Ian MacNaughton, a television director who helped bring the anarchic "Monty Python's Flying Circus" to the screen, has died. He was 76.
MacNaughton died Dec. 10 in Munich, Germany, from injuries sustained in a 2001 car crash, Monty Python member Terry Jones said in London.
MacNaughton directed all but the first four episodes of "Monty Python's Flying Circus," which ran on BBC television from 1969 to 1974.
In an obituary published in the Guardian newspaper, Jones said the series began with "a certain amount of friction" between the director and the strong-willed comedians.
But MacNaughton soon became a valued member of the Monty Python team, credited with shaping to the troupe's unruly talents -- and defending them to BBC executives.
"He appreciated the spirit of Python: The subversiveness and a touch of anarchy struck a chord with him, and being a bit of a wild Scotsman, he loved the fact that we were trying something new," troupe member Michael Palin said.
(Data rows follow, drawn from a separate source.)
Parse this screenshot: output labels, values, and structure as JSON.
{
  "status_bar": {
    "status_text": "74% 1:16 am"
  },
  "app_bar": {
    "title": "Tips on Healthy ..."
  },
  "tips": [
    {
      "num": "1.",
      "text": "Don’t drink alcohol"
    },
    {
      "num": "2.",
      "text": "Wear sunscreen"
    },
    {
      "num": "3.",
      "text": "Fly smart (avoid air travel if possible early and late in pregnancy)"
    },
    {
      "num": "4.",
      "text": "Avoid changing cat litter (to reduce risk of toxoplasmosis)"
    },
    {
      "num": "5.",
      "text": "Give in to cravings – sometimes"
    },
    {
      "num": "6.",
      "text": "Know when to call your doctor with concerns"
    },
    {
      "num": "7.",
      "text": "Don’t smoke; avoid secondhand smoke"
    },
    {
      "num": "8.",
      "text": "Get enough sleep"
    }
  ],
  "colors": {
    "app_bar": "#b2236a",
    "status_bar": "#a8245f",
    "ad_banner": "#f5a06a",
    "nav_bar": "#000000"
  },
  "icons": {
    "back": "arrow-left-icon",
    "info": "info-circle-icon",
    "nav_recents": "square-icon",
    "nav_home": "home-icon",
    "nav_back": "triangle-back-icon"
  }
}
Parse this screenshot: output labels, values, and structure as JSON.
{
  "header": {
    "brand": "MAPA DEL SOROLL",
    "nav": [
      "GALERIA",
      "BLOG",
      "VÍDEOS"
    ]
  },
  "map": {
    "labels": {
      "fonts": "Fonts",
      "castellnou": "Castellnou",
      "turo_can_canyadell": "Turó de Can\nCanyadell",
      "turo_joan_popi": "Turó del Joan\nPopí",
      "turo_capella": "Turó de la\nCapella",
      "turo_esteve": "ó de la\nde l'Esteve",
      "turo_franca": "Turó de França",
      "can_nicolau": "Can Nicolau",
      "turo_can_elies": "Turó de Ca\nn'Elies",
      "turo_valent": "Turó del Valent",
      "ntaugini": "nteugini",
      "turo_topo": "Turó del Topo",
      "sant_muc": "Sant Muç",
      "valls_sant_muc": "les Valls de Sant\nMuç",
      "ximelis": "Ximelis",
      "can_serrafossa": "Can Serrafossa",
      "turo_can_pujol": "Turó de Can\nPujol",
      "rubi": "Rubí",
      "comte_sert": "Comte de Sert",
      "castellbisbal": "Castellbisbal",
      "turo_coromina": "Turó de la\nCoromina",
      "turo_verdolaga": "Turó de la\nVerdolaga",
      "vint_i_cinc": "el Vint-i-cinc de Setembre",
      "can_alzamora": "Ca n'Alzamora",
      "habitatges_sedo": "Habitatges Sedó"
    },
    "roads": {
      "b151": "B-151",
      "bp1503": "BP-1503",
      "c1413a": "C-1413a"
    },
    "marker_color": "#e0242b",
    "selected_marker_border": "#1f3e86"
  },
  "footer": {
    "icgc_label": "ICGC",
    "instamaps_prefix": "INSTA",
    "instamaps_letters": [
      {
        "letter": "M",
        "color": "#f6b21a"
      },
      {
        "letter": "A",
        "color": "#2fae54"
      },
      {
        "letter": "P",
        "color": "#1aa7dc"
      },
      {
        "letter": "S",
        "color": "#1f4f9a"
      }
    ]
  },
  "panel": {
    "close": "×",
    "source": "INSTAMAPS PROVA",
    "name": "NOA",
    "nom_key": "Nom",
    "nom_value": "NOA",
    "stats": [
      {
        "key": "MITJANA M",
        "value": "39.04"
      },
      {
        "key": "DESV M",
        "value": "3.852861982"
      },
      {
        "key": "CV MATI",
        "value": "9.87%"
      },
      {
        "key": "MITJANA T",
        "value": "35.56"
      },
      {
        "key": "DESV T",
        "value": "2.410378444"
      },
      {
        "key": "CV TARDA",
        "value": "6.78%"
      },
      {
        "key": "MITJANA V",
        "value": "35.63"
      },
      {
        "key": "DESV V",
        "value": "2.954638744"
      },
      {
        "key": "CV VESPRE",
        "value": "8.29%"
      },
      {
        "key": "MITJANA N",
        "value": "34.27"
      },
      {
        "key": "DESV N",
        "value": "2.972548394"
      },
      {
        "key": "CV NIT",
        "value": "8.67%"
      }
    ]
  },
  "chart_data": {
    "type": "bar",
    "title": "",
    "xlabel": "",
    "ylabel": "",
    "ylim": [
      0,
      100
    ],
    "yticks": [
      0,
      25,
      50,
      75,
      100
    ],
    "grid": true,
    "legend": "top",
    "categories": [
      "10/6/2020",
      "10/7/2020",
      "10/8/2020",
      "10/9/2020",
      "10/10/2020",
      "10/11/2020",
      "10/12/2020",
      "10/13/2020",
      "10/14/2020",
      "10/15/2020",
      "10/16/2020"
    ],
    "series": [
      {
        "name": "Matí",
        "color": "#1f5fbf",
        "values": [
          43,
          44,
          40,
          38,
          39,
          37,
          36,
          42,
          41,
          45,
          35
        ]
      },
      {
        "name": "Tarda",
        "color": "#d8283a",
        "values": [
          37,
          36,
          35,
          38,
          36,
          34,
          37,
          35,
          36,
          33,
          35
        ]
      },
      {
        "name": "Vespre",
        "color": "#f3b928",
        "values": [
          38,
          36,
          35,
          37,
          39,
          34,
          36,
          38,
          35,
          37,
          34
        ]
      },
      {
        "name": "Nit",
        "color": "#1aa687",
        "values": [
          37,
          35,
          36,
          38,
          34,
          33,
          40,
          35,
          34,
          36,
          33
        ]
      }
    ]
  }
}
MacNaughton also directed the first Python feature film, "And Now for Something Completely Different," in 1971, and a German version of the series, "Monty Python's Fliegender Zirkus," in 1971-72.
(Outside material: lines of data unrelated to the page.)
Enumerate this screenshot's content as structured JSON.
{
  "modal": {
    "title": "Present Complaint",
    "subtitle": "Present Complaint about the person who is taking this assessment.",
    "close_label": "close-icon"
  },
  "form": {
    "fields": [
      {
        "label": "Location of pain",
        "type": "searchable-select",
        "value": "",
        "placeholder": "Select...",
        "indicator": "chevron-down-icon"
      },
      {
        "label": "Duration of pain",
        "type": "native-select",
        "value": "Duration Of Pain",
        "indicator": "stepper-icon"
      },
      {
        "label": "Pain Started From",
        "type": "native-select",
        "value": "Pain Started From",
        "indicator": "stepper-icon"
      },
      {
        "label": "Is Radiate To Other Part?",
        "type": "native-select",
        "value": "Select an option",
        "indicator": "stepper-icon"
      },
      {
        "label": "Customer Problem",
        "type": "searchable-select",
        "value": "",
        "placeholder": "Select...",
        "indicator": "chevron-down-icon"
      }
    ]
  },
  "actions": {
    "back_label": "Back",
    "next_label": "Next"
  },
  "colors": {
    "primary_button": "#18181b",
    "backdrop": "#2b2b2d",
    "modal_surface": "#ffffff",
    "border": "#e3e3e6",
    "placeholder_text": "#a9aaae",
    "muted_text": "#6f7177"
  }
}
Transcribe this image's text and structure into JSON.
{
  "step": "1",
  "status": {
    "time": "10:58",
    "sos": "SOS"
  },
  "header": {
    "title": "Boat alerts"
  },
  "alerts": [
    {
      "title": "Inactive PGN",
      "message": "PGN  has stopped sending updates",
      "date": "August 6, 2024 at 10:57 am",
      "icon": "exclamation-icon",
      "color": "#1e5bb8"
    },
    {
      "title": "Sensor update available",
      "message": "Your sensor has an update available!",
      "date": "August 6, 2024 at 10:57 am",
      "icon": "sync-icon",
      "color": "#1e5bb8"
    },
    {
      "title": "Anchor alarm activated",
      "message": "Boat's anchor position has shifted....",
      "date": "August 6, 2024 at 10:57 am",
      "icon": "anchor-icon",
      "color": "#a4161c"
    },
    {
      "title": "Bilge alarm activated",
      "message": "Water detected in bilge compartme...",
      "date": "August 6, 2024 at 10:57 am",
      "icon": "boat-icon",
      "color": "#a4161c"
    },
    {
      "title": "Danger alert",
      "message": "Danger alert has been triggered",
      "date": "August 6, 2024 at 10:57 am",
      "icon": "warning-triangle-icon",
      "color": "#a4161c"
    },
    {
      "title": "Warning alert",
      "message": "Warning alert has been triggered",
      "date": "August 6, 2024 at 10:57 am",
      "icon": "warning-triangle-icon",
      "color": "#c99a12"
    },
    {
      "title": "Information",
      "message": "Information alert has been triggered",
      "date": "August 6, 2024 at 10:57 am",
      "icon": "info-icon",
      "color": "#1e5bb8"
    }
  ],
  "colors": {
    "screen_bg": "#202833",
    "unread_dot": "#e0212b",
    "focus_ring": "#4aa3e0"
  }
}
Born in Glasgow, Scotland, MacNaughton spent time in medical school and the Royal Marines before becoming an actor.
He appeared on television and had minor roles in films including "Lawrence of Arabia."
In the 1960s, he moved into directing and carved out a niche in comedy. MacNaughton was highly regarded by comedians; he also worked with volatile comic Spike Milligan on the television series "Q5" and four sequels, and collaborated on the classic 1970s sitcom "Rising Damp."
MacNaughton spent his final years in Germany -- the home of his second wife, Ike Ott -- and directed the English-language series "Follow Me!" for German television.
He was returning from the opening night of his production of Alan Ayckbourn's "Season's Greetings" in Hall, Austria, when he was injured in the car crash, Jones said.
In addition to his wife, he is survived by two children from his first marriage.